Acciardo said that the students and university community were made aware of the construction delays.
“Our housing and residential staff was very careful not to promise a September move-in date, given the delay resulting from the discovery of ledge on the construction site,” she said.
Ground was broken to begin construction on the site in May 2011. Soon after, 6,000 cubic yards of rubble and ledge were discovered, which resulted in unanticipated blasting and excavating and the removal of the unsuitable material.
The university is promoting Hillside Hall as the most energy efficient residence hall on campus, as the building is designed to meet the Leadership in Energy and Environmental Design “silver” standards established by the U.S. Green Building Council.
The new dorm is the most expensive on campus, according to the university’s list of housing rates. The Hillside Hall room rate for freshmen, for whom the dorm is intended, is $4,076. All other freshman dorms cost $3,521.
Students forced to live in a triple while the construction is completed will receive a discounted room rate for six weeks. This is also outlined on the university’s housing policy and was confirmed by Acciardo.
The dorm is being built by KBE Building Corporation of Farmington, Conn. According to Acciardo, KBE is working double shifts and six-day workweeks to complete the construction as quickly as possible.
“The west wing is just about complete,” Acciardo said. “The east wing needs additional interior work, mostly finishings, but some electrical and plumbing.
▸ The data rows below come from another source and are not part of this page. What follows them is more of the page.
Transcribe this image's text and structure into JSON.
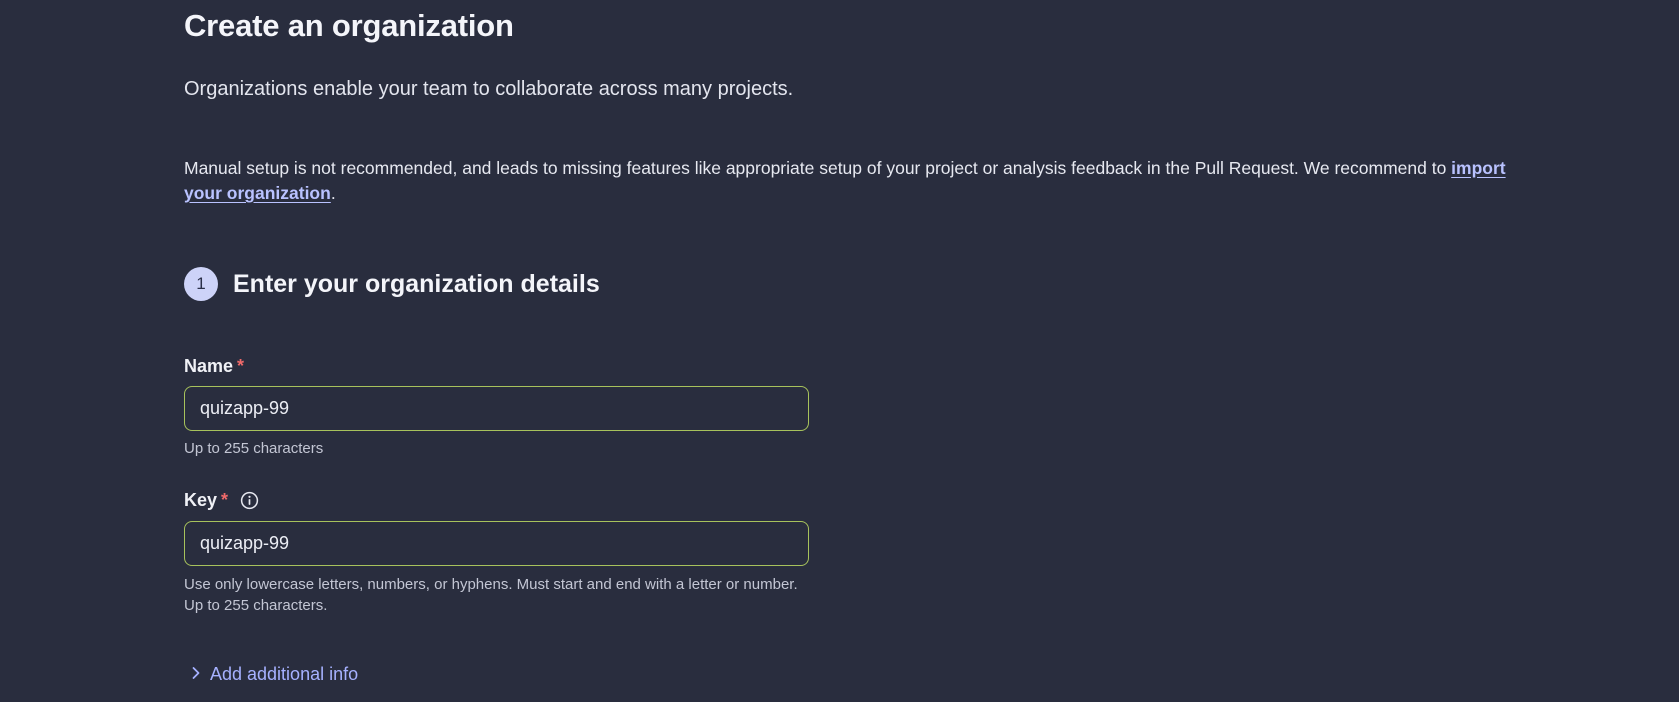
{
  "page": {
    "title": "Create an organization",
    "subtitle": "Organizations enable your team to collaborate across many projects.",
    "notice_before": "Manual setup is not recommended, and leads to missing features like appropriate setup of your project or analysis feedback in the Pull Request. We recommend to ",
    "notice_link": "import your organization",
    "notice_after": "."
  },
  "step": {
    "number": "1",
    "title": "Enter your organization details"
  },
  "form": {
    "name": {
      "label": "Name",
      "required_mark": "*",
      "value": "quizapp-99",
      "help": "Up to 255 characters"
    },
    "key": {
      "label": "Key",
      "required_mark": "*",
      "info_icon": "info-circle-icon",
      "value": "quizapp-99",
      "help": "Use only lowercase letters, numbers, or hyphens. Must start and end with a letter or number. Up to 255 characters."
    },
    "additional": {
      "label": "Add additional info",
      "icon": "chevron-right-icon"
    }
  },
  "colors": {
    "background": "#292d3e",
    "accent_link": "#a6b1ff",
    "input_border": "#a7c25c",
    "required": "#f06a6a",
    "step_badge": "#cdd3f8"
  }
}
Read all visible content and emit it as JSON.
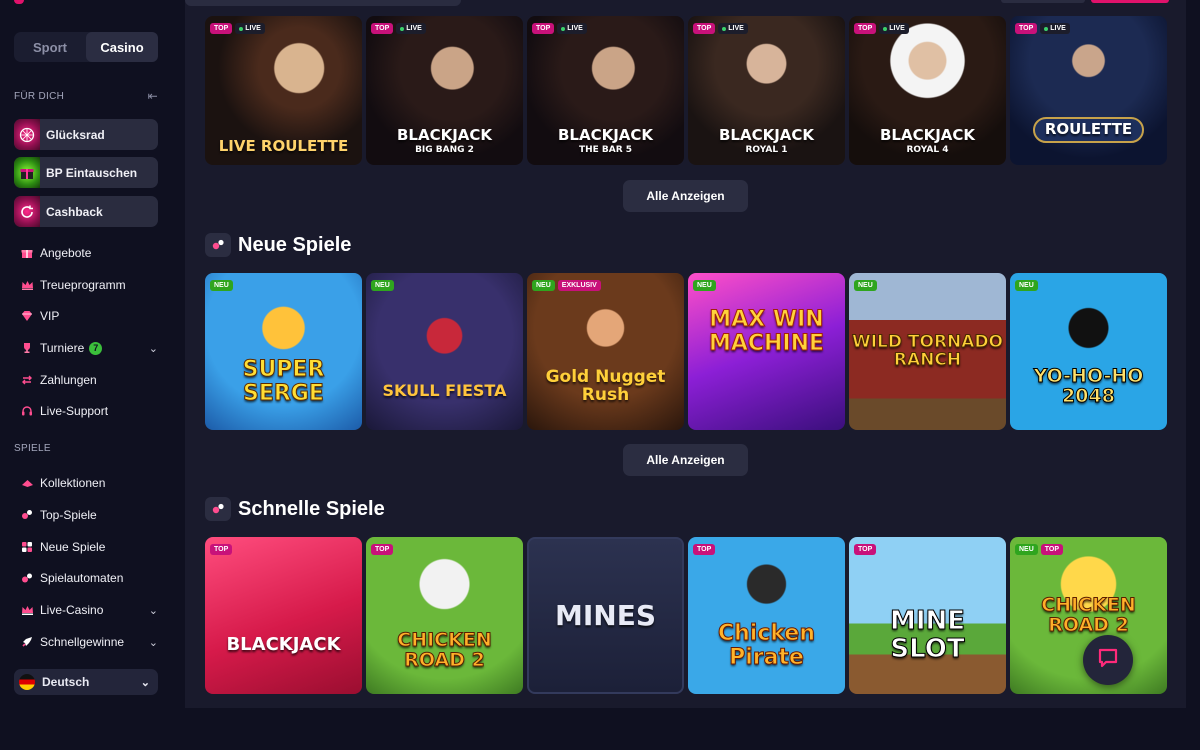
{
  "sidebar": {
    "toggle": {
      "sport": "Sport",
      "casino": "Casino"
    },
    "for_you_heading": "FÜR DICH",
    "promos": [
      {
        "label": "Glücksrad",
        "icon": "wheel-icon"
      },
      {
        "label": "BP Eintauschen",
        "icon": "gift-icon"
      },
      {
        "label": "Cashback",
        "icon": "cashback-icon"
      }
    ],
    "menu": [
      {
        "label": "Angebote",
        "icon": "gift-icon"
      },
      {
        "label": "Treueprogramm",
        "icon": "crown-icon"
      },
      {
        "label": "VIP",
        "icon": "diamond-icon"
      },
      {
        "label": "Turniere",
        "icon": "trophy-icon",
        "badge": "7"
      },
      {
        "label": "Zahlungen",
        "icon": "arrows-icon"
      },
      {
        "label": "Live-Support",
        "icon": "headset-icon"
      }
    ],
    "games_heading": "SPIELE",
    "games_menu": [
      {
        "label": "Kollektionen",
        "icon": "collections-icon"
      },
      {
        "label": "Top-Spiele",
        "icon": "top-games-icon"
      },
      {
        "label": "Neue Spiele",
        "icon": "new-games-icon"
      },
      {
        "label": "Spielautomaten",
        "icon": "slots-icon"
      },
      {
        "label": "Live-Casino",
        "icon": "live-casino-icon"
      },
      {
        "label": "Schnellgewinne",
        "icon": "rocket-icon"
      }
    ],
    "language": "Deutsch"
  },
  "live_row": {
    "tiles": [
      {
        "title": "LIVE ROULETTE",
        "sub": "",
        "tags": [
          "TOP",
          "LIVE"
        ]
      },
      {
        "title": "BLACKJACK",
        "sub": "BIG BANG 2",
        "tags": [
          "TOP",
          "LIVE"
        ]
      },
      {
        "title": "BLACKJACK",
        "sub": "THE BAR 5",
        "tags": [
          "TOP",
          "LIVE"
        ]
      },
      {
        "title": "BLACKJACK",
        "sub": "ROYAL 1",
        "tags": [
          "TOP",
          "LIVE"
        ]
      },
      {
        "title": "BLACKJACK",
        "sub": "ROYAL 4",
        "tags": [
          "TOP",
          "LIVE"
        ]
      },
      {
        "title": "ROULETTE",
        "sub": "",
        "tags": [
          "TOP",
          "LIVE"
        ]
      }
    ],
    "show_all": "Alle Anzeigen"
  },
  "new_games": {
    "title": "Neue Spiele",
    "tiles": [
      {
        "title": "SUPER SERGE",
        "tags": [
          "NEU"
        ]
      },
      {
        "title": "SKULL FIESTA",
        "tags": [
          "NEU"
        ]
      },
      {
        "title": "Gold Nugget Rush",
        "tags": [
          "NEU",
          "EXKLUSIV"
        ]
      },
      {
        "title": "MAX WIN MACHINE",
        "tags": [
          "NEU"
        ]
      },
      {
        "title": "WILD TORNADO RANCH",
        "tags": [
          "NEU"
        ]
      },
      {
        "title": "YO-HO-HO 2048",
        "tags": [
          "NEU"
        ]
      }
    ],
    "show_all": "Alle Anzeigen"
  },
  "fast_games": {
    "title": "Schnelle Spiele",
    "tiles": [
      {
        "title": "BLACKJACK",
        "tags": [
          "TOP"
        ]
      },
      {
        "title": "CHICKEN ROAD 2",
        "tags": [
          "TOP"
        ]
      },
      {
        "title": "MINES",
        "tags": []
      },
      {
        "title": "Chicken Pirate",
        "tags": [
          "TOP"
        ]
      },
      {
        "title": "MINE SLOT",
        "tags": [
          "TOP"
        ]
      },
      {
        "title": "CHICKEN ROAD 2",
        "tags": [
          "NEU",
          "TOP"
        ]
      }
    ]
  },
  "colors": {
    "accent": "#e0126b",
    "bg": "#0f1020",
    "panel": "#191a2c",
    "new_tag": "#2fa51e"
  }
}
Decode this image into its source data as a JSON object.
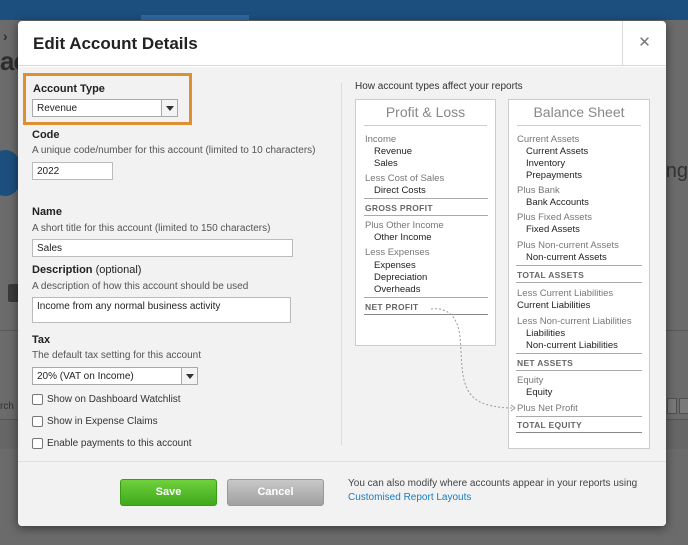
{
  "background": {
    "breadcrumb_chevron": "›",
    "title_fragment": "ac",
    "right_fragment": "ing",
    "left_fragment": "rch"
  },
  "modal": {
    "title": "Edit Account Details",
    "close_glyph": "✕"
  },
  "form": {
    "account_type": {
      "label": "Account Type",
      "value": "Revenue"
    },
    "code": {
      "label": "Code",
      "hint": "A unique code/number for this account (limited to 10 characters)",
      "value": "2022"
    },
    "name": {
      "label": "Name",
      "hint": "A short title for this account (limited to 150 characters)",
      "value": "Sales"
    },
    "description": {
      "label": "Description",
      "optional": "(optional)",
      "hint": "A description of how this account should be used",
      "value": "Income from any normal business activity"
    },
    "tax": {
      "label": "Tax",
      "hint": "The default tax setting for this account",
      "value": "20% (VAT on Income)"
    },
    "checkboxes": [
      {
        "label": "Show on Dashboard Watchlist",
        "checked": false
      },
      {
        "label": "Show in Expense Claims",
        "checked": false
      },
      {
        "label": "Enable payments to this account",
        "checked": false
      }
    ]
  },
  "diagram": {
    "title": "How account types affect your reports",
    "profit_loss": {
      "heading": "Profit & Loss",
      "income": "Income",
      "revenue": "Revenue",
      "sales": "Sales",
      "less_cost_prefix": "Less",
      "less_cost_rest": "Cost of Sales",
      "direct_costs": "Direct Costs",
      "gross_profit": "GROSS PROFIT",
      "plus_other_prefix": "Plus",
      "plus_other_rest": "Other Income",
      "other_income": "Other Income",
      "less_expenses_prefix": "Less",
      "less_expenses_rest": "Expenses",
      "expenses": "Expenses",
      "depreciation": "Depreciation",
      "overheads": "Overheads",
      "net_profit": "NET PROFIT"
    },
    "balance_sheet": {
      "heading": "Balance Sheet",
      "current_assets_group": "Current Assets",
      "current_assets": "Current Assets",
      "inventory": "Inventory",
      "prepayments": "Prepayments",
      "plus_bank_prefix": "Plus",
      "plus_bank_rest": "Bank",
      "bank_accounts": "Bank Accounts",
      "plus_fixed_prefix": "Plus",
      "plus_fixed_rest": "Fixed Assets",
      "fixed_assets": "Fixed Assets",
      "plus_noncurrent_prefix": "Plus",
      "plus_noncurrent_rest": "Non-current Assets",
      "noncurrent_assets": "Non-current Assets",
      "total_assets": "TOTAL ASSETS",
      "less_current_liab_prefix": "Less",
      "less_current_liab_rest": "Current Liabilities",
      "current_liabilities": "Current Liabilities",
      "less_noncurrent_liab_prefix": "Less",
      "less_noncurrent_liab_rest": "Non-current Liabilities",
      "liabilities": "Liabilities",
      "noncurrent_liabilities": "Non-current Liabilities",
      "net_assets": "NET ASSETS",
      "equity_group": "Equity",
      "equity": "Equity",
      "plus_net_profit_prefix": "Plus",
      "plus_net_profit_rest": "Net Profit",
      "total_equity": "TOTAL EQUITY"
    }
  },
  "footer": {
    "save_label": "Save",
    "cancel_label": "Cancel",
    "info_text": "You can also modify where accounts appear in your reports using",
    "link_text": "Customised Report Layouts"
  },
  "colors": {
    "highlight": "#de8f2f",
    "save_green": "#4cbb25",
    "link_blue": "#1a7bbf",
    "header_bar": "#1c4f7e"
  }
}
Roadwork, walkways and plantings need to be completed before the October opening.”
The initial completion date for Hillside Hall was projected as Aug. 23. It is now scheduled for mid-October.
Despite the delays, the university is still celebrating the dorm as an accomplishment, which will increase on-campus living from around 38 percent six years ago to about 50 percent.
“Within the last five-and-a-half years, we opened three new residences to address the [housing] needs of upperclassmen,” Acciardo said. “And now with this one we will enhance the freshman experience.”